RE: What flooring did you do in your finished basement? (Follow-Up #12)

posted by: lindpro on 09.26.2006 at 09:49 am in Basements Forum

We put down WilsonArt Estate Plus laminate in the pattern seen in the link below last summer in our gameroom section of the basement. We love it. It's easy to clean and vacuum and non-slippery. Also, it's not nearly as cold as tile.

Here is a link that might be useful: WilsonArt Estate Plus


clipped on: 10.11.2006 at 02:42 pm    last updated on: 10.11.2006 at 02:42 pm

RE: What flooring did you do in your finished basement? (Follow-Up #8)

posted by: lisalm on 09.25.2006 at 08:34 pm in Basements Forum

The carpet tiles we are going to order are Miliken's Tesserae. There are a few versions of the Tesserae--the most expensive one is the Spectrum which has nice, thick padding (for carpet tiles) and dense, medium-pile frieze fibers. The Spectrum comes in 24 colors, most of which are varigated, some more subtle (looks almost like a solid), and some more obviously multi-colored. Each tile is 24 X 24 inches. The cheapest I've found them is $2.78 per square foot plus shipping from a site called This is substantially better than the price I was quoted at a local carpet store and even through other online retaliers. Most charge closer to $4.00 per square foot.

This is supposedly an easy DIY product. HOPEFULLY, it really is easy--dh and I are not particularly handy. The tiles can be laid directly on the concrete. I have been trying to figure out if we can place a vapor barrier under them, but I am concerned that I will get slippage. The bottom of each tile is not sticky but is just ever so tacky. It seems like it would grip the floor. The next trick is getting our floor clean enough--cleaning up all of that drywall dust from construction.

We are going to take a sample square to a carpet store and get as close of a match as possible for stairs. If we find a store that sells Miliken, we should be able to get really close.

Below is a link to check out:

I would also check out the Miliken site for more detail and design ideas:

Hope that helps,

Here is a link that might be useful: Tesserae at


clipped on: 10.11.2006 at 02:23 pm    last updated on: 10.11.2006 at 02:23 pm

RE: Sugestions on exposed beams (Follow-Up #1)

posted by: susielw on 07.09.2006 at 10:36 am in Basements Forum

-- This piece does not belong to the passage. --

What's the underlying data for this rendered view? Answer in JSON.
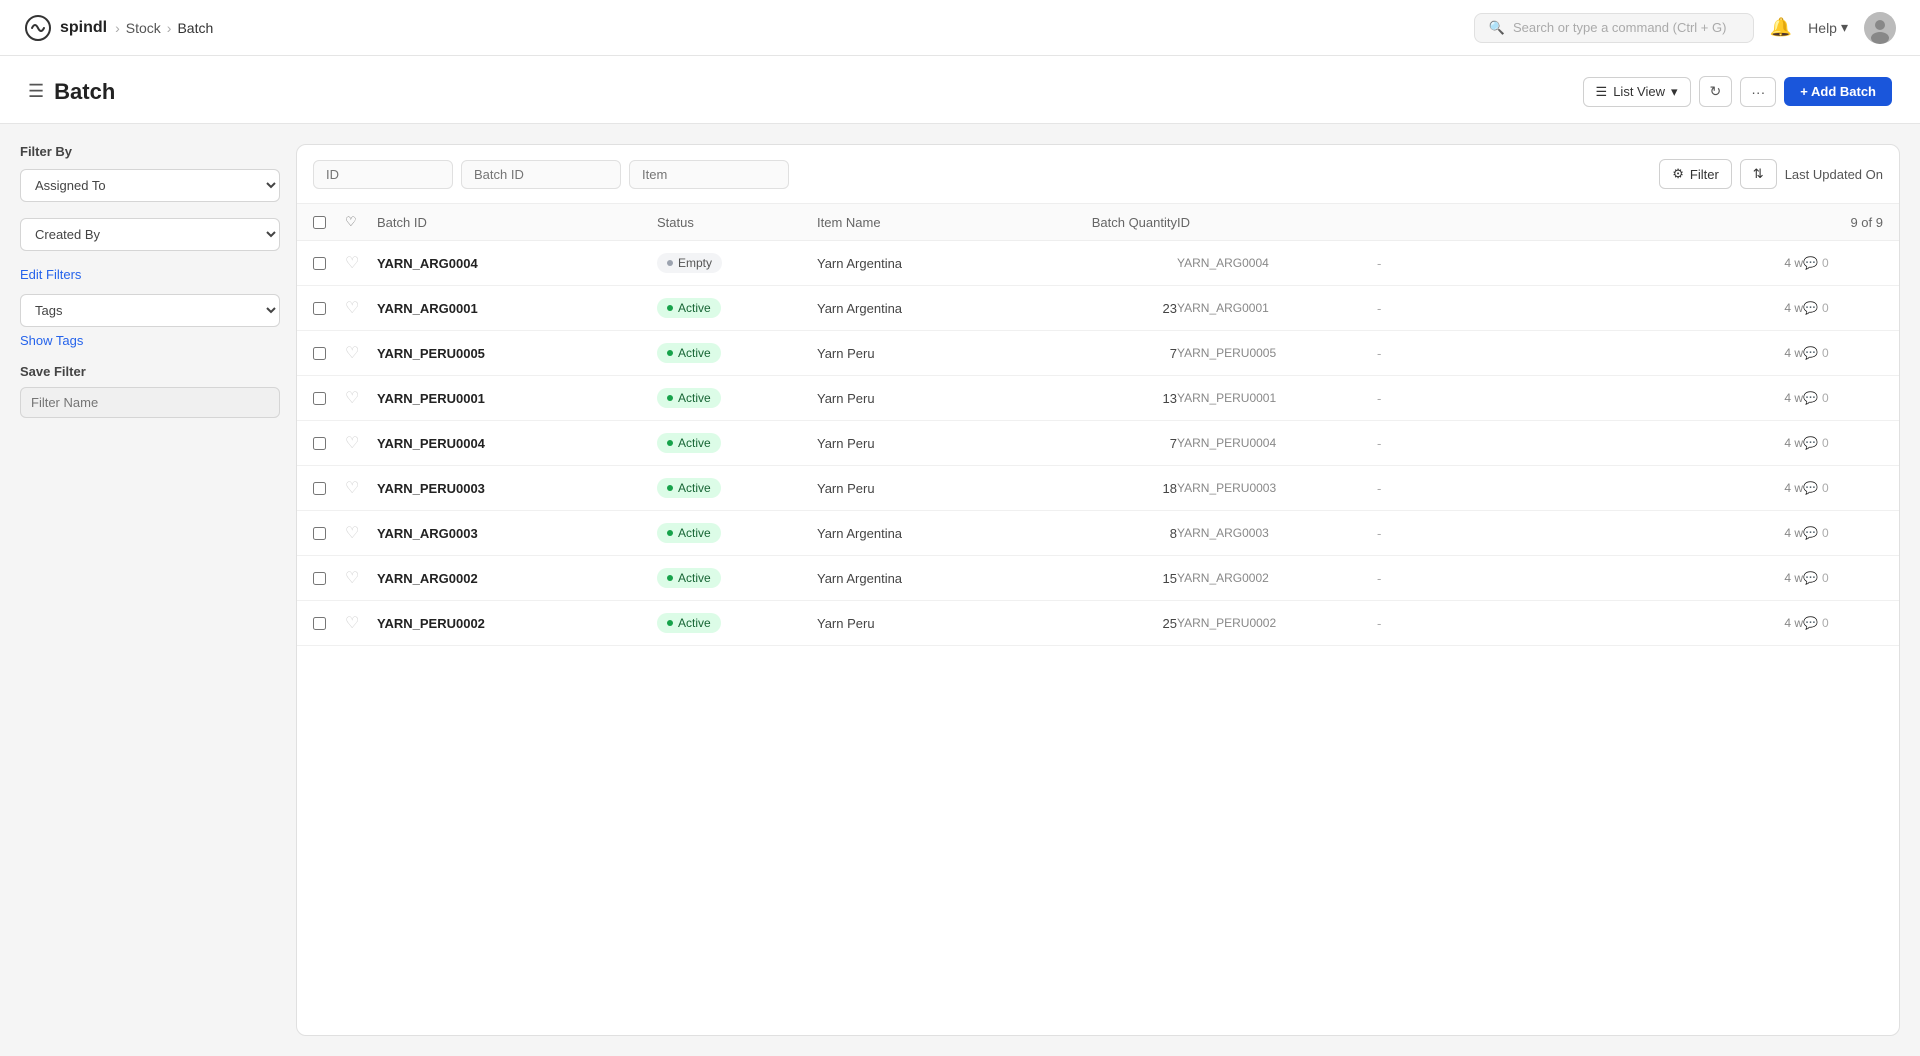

Hi, we recently decided to take an old, dirty dropped ceiling out of our basement as we wanted more height. What we ended up doing was having someone else come in and apply a "dry fall" paint to the entire ceiling. This is the coating that you see in some modern restaurants and bars, usually where they have a pretty tall ceiling and exposed ductwork . It's a spray on coating that will cover EVERYTHING: beams, joists, metal ducts, pipes, etc. This way we avoided having to seperately prime and paint everything according to the material and it gives a smooth, matte finish. It's latex based, so while it's kind of stinky for a few days the fumes aren't flammable. The cleanup wasn't fun, but we think it was well worth it. We're doing at least 90% of the work ourselves on the space, but considering how hard it is to paint overhead, and the sheer volume of paint you would have to buy to do the job, we really think it was a good idea. We didn't even have to clean aside from knocking down the bigger spider webs - it literally sticks to anything except grease or oil. Bonus: it looks really cool! The paint contractor was a bit hesitant about doing it in a house, but after he saw the results he's planning to come back and take photos of the finished room to use for marketing it to homeowners. I don't know what your plans are for the space, and how finished you want it to be, but this really worked out well for us.


clipped on: 07.18.2006 at 10:30 pm    last updated on: 10.11.2006 at 02:20 pm